The Kirtland's warbler, an endangered species, is a songbird that nests in young jack pine stands. Until 1995 Kirtland’s warblers had only been known
to nest in the northern part of Michigan’s Lower Peninsula. Today, they also nest in the Upper Peninsula, and since 2007, have nested in Wisconsin, Florida,
and Canada. They migrate from their nesting grounds to the southeastern coast of the United States on their way to wintering grounds in the Bahamas.
Kirtland's warblers build their nests on the ground in stands of young jack pine. The jack pines must be just the right height (about 5 to 16 feet tall) and the trees
must be spaced to let sunlight through to the ground. Sunlight helps keep lower tree branches alive and bushy, hiding the nest beneath them. When the trees grow
larger their upper branches block the sun, causing the lower branches to die. Grasses and other plants also become less dense. The warblers then must find other
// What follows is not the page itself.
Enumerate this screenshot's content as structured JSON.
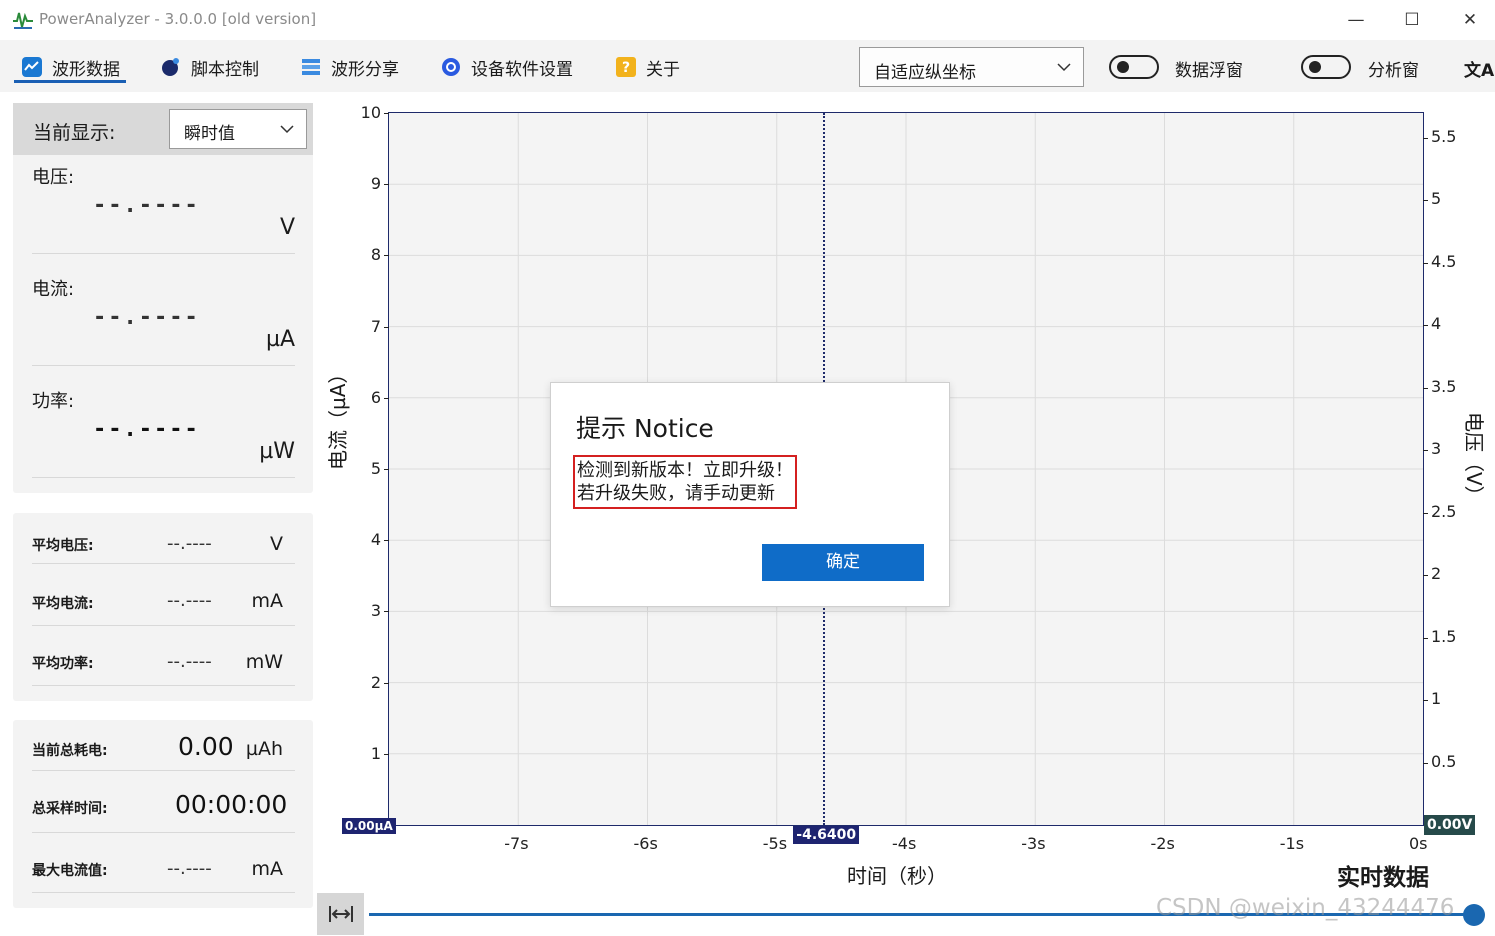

nesting areas. After nesting and raising their young, Kirtland's warblers migrate to the Bahamas where they winter in scrub thickets.